2. Measurement Process Characterization
2.3. Calibration

## Instrument calibration over a regime
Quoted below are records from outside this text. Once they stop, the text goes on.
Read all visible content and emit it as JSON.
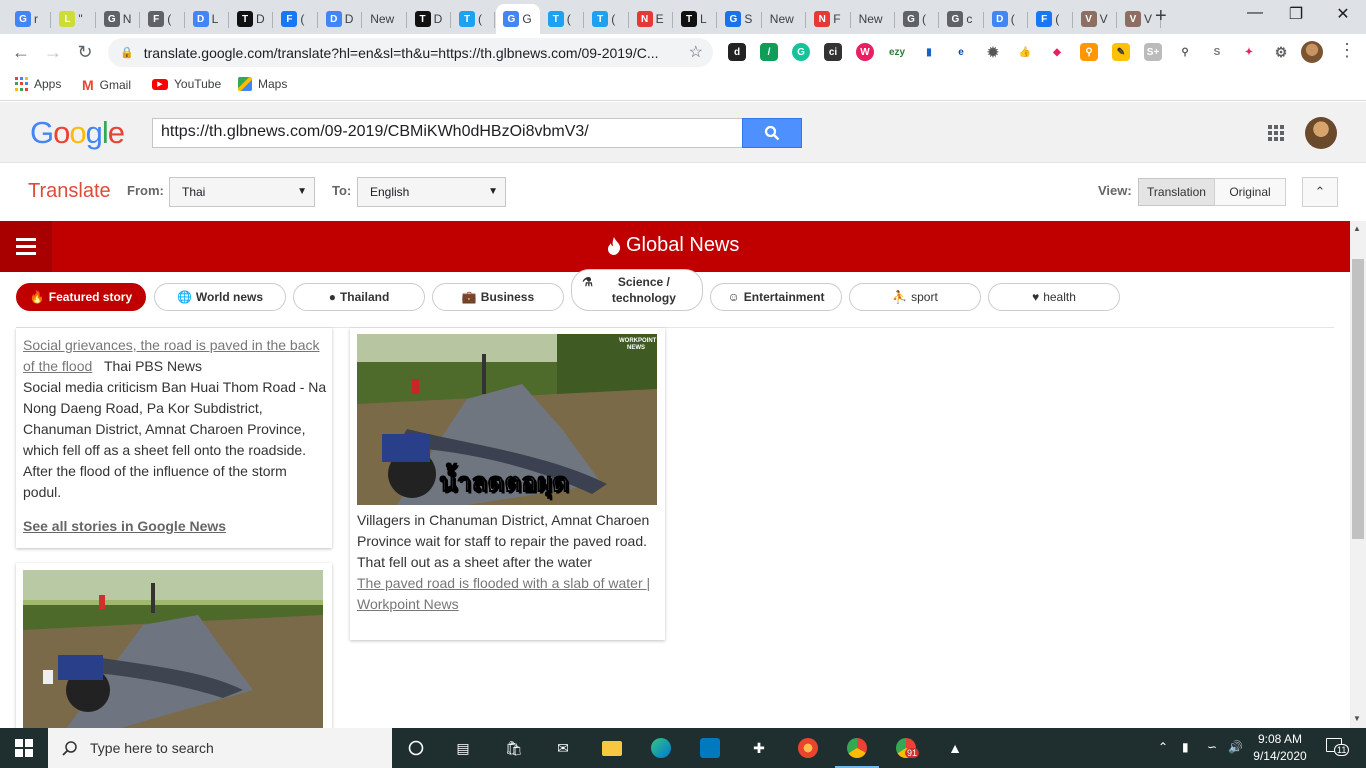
{
  "browser": {
    "tabs": [
      {
        "icon": "google-icon",
        "label": "r",
        "color": "#4285f4"
      },
      {
        "icon": "lighthouse-icon",
        "label": "\"",
        "color": "#cddc39"
      },
      {
        "icon": "globe-icon",
        "label": "N",
        "color": "#5f6368"
      },
      {
        "icon": "folder-icon",
        "label": "(",
        "color": "#5f6368"
      },
      {
        "icon": "docs-icon",
        "label": "L",
        "color": "#4285f4"
      },
      {
        "icon": "tiktok-icon",
        "label": "D",
        "color": "#111111"
      },
      {
        "icon": "facebook-icon",
        "label": "(",
        "color": "#1877f2"
      },
      {
        "icon": "docs-icon",
        "label": "D",
        "color": "#4285f4"
      },
      {
        "icon": "none",
        "label": "New",
        "color": "#dee1e6"
      },
      {
        "icon": "tiktok-icon",
        "label": "D",
        "color": "#111111"
      },
      {
        "icon": "twitter-icon",
        "label": "(",
        "color": "#1da1f2"
      },
      {
        "icon": "google-icon",
        "label": "G",
        "color": "#4285f4",
        "active": true
      },
      {
        "icon": "twitter-icon",
        "label": "(",
        "color": "#1da1f2"
      },
      {
        "icon": "twitter-icon",
        "label": "(",
        "color": "#1da1f2"
      },
      {
        "icon": "news-icon",
        "label": "E",
        "color": "#e53935"
      },
      {
        "icon": "tiktok-icon",
        "label": "L",
        "color": "#111111"
      },
      {
        "icon": "gear-icon",
        "label": "S",
        "color": "#1a73e8"
      },
      {
        "icon": "none",
        "label": "New",
        "color": "#dee1e6"
      },
      {
        "icon": "news-icon",
        "label": "F",
        "color": "#e53935"
      },
      {
        "icon": "none",
        "label": "New",
        "color": "#dee1e6"
      },
      {
        "icon": "globe-icon",
        "label": "(",
        "color": "#5f6368"
      },
      {
        "icon": "globe-icon",
        "label": "c",
        "color": "#5f6368"
      },
      {
        "icon": "docs-icon",
        "label": "(",
        "color": "#4285f4"
      },
      {
        "icon": "facebook-icon",
        "label": "(",
        "color": "#1877f2"
      },
      {
        "icon": "video-icon",
        "label": "V",
        "color": "#8d6e63"
      },
      {
        "icon": "video-icon",
        "label": "V",
        "color": "#8d6e63"
      }
    ],
    "url": "translate.google.com/translate?hl=en&sl=th&u=https://th.glbnews.com/09-2019/C...",
    "bookmarks": [
      {
        "label": "Apps",
        "icon": "apps-grid-icon"
      },
      {
        "label": "Gmail",
        "icon": "gmail-icon"
      },
      {
        "label": "YouTube",
        "icon": "youtube-icon"
      },
      {
        "label": "Maps",
        "icon": "maps-icon"
      }
    ]
  },
  "translate": {
    "logo": [
      "G",
      "o",
      "o",
      "g",
      "l",
      "e"
    ],
    "logo_colors": [
      "#4285f4",
      "#ea4335",
      "#fbbc05",
      "#4285f4",
      "#34a853",
      "#ea4335"
    ],
    "url_value": "https://th.glbnews.com/09-2019/CBMiKWh0dHBzOi8vbmV3/",
    "title": "Translate",
    "from_label": "From:",
    "from_value": "Thai",
    "to_label": "To:",
    "to_value": "English",
    "view_label": "View:",
    "view_translation": "Translation",
    "view_original": "Original"
  },
  "site": {
    "title": "Global News",
    "categories": [
      {
        "label": "Featured story",
        "icon": "fire-icon",
        "active": true
      },
      {
        "label": "World news",
        "icon": "globe-icon"
      },
      {
        "label": "Thailand",
        "icon": "map-pin-icon"
      },
      {
        "label": "Business",
        "icon": "briefcase-icon"
      },
      {
        "label": "Science / technology",
        "icon": "flask-icon"
      },
      {
        "label": "Entertainment",
        "icon": "masks-icon"
      },
      {
        "label": "sport",
        "icon": "running-icon"
      },
      {
        "label": "health",
        "icon": "heart-icon"
      }
    ],
    "story_left": {
      "link": "Social grievances, the road is paved in the back of the flood",
      "source": "Thai PBS News",
      "body": "Social media criticism Ban Huai Thom Road - Na Nong Daeng Road, Pa Kor Subdistrict, Chanuman District, Amnat Charoen Province, which fell off as a sheet fell onto the roadside. After the flood of the influence of the storm podul.",
      "see_all": "See all stories in Google News"
    },
    "story_right": {
      "image_caption": "น้ำลดตอผุด",
      "image_watermark": "WORKPOINT NEWS",
      "body": "Villagers in Chanuman District, Amnat Charoen Province wait for staff to repair the paved road. That fell out as a sheet after the water",
      "link": "The paved road is flooded with a slab of water | Workpoint News"
    }
  },
  "taskbar": {
    "search_placeholder": "Type here to search",
    "time": "9:08 AM",
    "date": "9/14/2020",
    "notification_count": "11",
    "badge_count": "91"
  }
}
Topics This section discusses the creation of a calibration curve for calibrating instruments (gauges) whose responses cover a large range. Topics are:
Purpose of instrument calibration Instrument calibration is intended to eliminate or reduce bias in an instrument's readings over a range for all continuous values. For this purpose, reference standards with known values for selected points covering the range of interest are measured with the instrument in question. Then a functional relationship is established between the values of the standards and the corresponding measurements. There are two basic situations.
Instruments which require correction for bias
• The instrument reads in the same units as the reference standards. The purpose of the calibration is to identify and eliminate any bias in the instrument relative to the defined unit of measurement. For example, optical imaging systems that measure the width of lines on semiconductors read in micrometers, the unit of interest. Nonetheless, these instruments must be calibrated to values of reference standards if line width measurements across the industry are to agree with each other.
Instruments whose measurements act as surrogates for other measurements
• The instrument reads in different units than the reference standards. The purpose of the calibration is to convert the instrument readings to the units of interest. An example is densitometer measurements that act as surrogates for measurements of radiation dosage. For this purpose, reference standards are irradiated at several dosage levels and then measured by radiometry. The same reference standards are measured by densitometer. The calibrated results of future densitometer readings on medical devices are the basis for deciding if the devices have been sterilized at the proper radiation level.
Basic steps for correcting the instrument for bias The calibration method is the same for both situations and requires the following basic steps:
• Selection of reference standards with known values to cover the range of interest.
• Measurements on the reference standards with the instrument to be calibrated.
• Functional relationship between the measured and known values of the reference standards (usually a least-squares fit to the data) called a calibration curve.
• Correction of all measurements by the inverse of the calibration curve.
Schematic example of a calibration curve and resulting value A schematic explanation is provided by the figure below for load cell calibration. The loadcell measurements (shown as *) are plotted on the y-axis against the corresponding values of known load shown on the x-axis.

A quadratic fit to the loadcell data produces the calibration curve that is shown as the solid line. For a future measurement with the load cell, Y' = 1.344 on the y-axis, a dotted line is drawn through Y' parallel to the x-axis. At the point where it intersects the calibration curve, another dotted line is drawn parallel to the y-axis. Its point of intersection with the x-axis at X' = 13.417 is the calibrated value.